- “Monumental Mobility: The Memory Work of Massasoit,” (with Lisa M. Blee), in press, spring 2019, University of North Carolina Press.
- Sources and Methods in Indigenous Studies, eds. Chris Andersen and Jean M. O’Brien, (New York: Routledge, 2017).
- “Introduction” (with Chris Andersen)
- “Historical Sources and Methods and Indigenous Studies: Touching on the Past, Looking to the Future”
- Why you can’t Teach United States History without American Indians, eds. Susan Sleeper-Smith, Juliana Barr, Jean M. O’Brien, Nancy Shoemaker, and Scott Manning Stevens (Chapel Hill: University of North Carolina Press, 2015).
- “Indians and the California Gold Rush,” chapter in “Why you can’t Teach U.S. History without Indians,” 101-117.
- Recognition, Sovereignty Struggles and Indigenous Rights in the United States: A Sourcebook, eds. Amy E. Den Ouden and Jean M. O’Brien (Chapel Hill: University of North Carolina Press, 2013).
- “Introduction,” co-authored with Den Ouden, 1-34.
- “State Recognition and ‘Termination’ in Nineteenth-Century New England,” 149-167.
Articles and shorter publications:
- “Memory and Mobility: Grandma’s Mahnomen, White Earth,” Ethnohistory 64 (July 2017): 345-77.
- “Tracing Settler Colonialism’s Eliminatory Logic in Patrick Wolfe’s Traces of History: Elementary Structures of Race,” accepted for publication, Special Forum, American Quarterly 69 (July 2017): 249-55.
- “Building a Professional Infrastructure for Critical Indigenous Studies: An (Intellectual) History and Prospectus for the Native American and Indigenous Studies Association,” (with Robert Warrior), in Aileen Moreton-Robinson, ed., Critical Indigenous Studies: Engagements in First World Locations, (Tucson: University of Arizona Press, 2016), 33-48.
- Recognition and Rebuilding,” (co-authored with Amy E. Den Ouden), in The World of the Indigenous Americas, ed. Robert Warrior (New York: Routledge, 2015), 215-238.
“What is a Monument to Massasoit Doing in Kansas City?

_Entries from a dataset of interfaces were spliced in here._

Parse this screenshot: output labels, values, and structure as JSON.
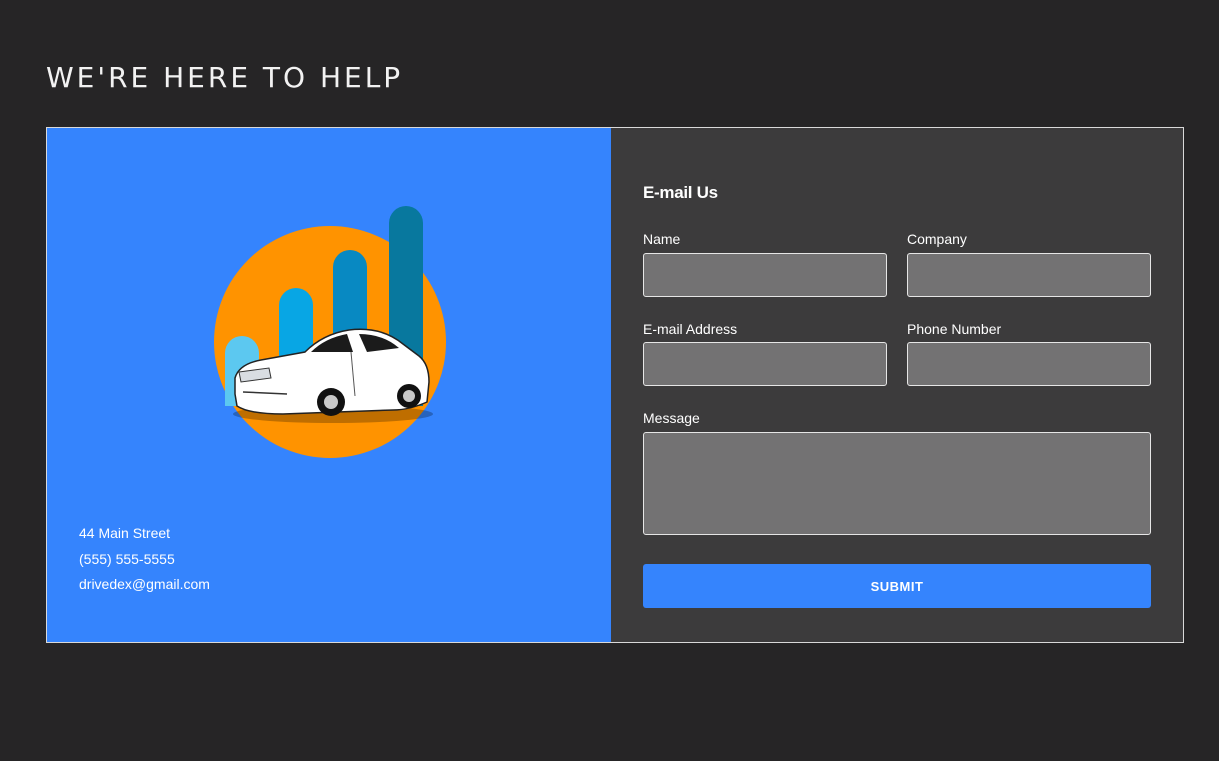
{
  "page": {
    "title": "WE'RE HERE TO HELP"
  },
  "contact": {
    "address": "44 Main Street",
    "phone": "(555) 555-5555",
    "email": "drivedex@gmail.com"
  },
  "form": {
    "heading": "E-mail Us",
    "fields": {
      "name": {
        "label": "Name",
        "value": ""
      },
      "company": {
        "label": "Company",
        "value": ""
      },
      "email": {
        "label": "E-mail Address",
        "value": ""
      },
      "phone": {
        "label": "Phone Number",
        "value": ""
      },
      "message": {
        "label": "Message",
        "value": ""
      }
    },
    "submit_label": "SUBMIT"
  },
  "logo": {
    "icon": "car-growth-chart-logo",
    "colors": {
      "circle": "#ff9300",
      "bar1": "#5cc8f0",
      "bar2": "#08a6e4",
      "bar3": "#0889c2",
      "bar4": "#08789e",
      "car": "#ffffff"
    }
  },
  "colors": {
    "background": "#262526",
    "accent": "#3584fd",
    "form_panel": "#3c3b3c",
    "input_fill": "#737273"
  }
}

The Memory Work of Monuments and Place in Public Displays of History,” Special Section I, “Unexpected Ethnohistories: In, of, and out of Place,” Ethnohistory 61 no. 4 (Fall 2014): 635-653.
- Media Coverage
- Country Focus
- Expertise by Geography
- United States
- Expertise by Chronology
- 3, 4, 5, 8, 9
- Expertise by Topic
- Colonialism, Gender, Indigenous Peoples, Local & Regional, Public History, Race, Women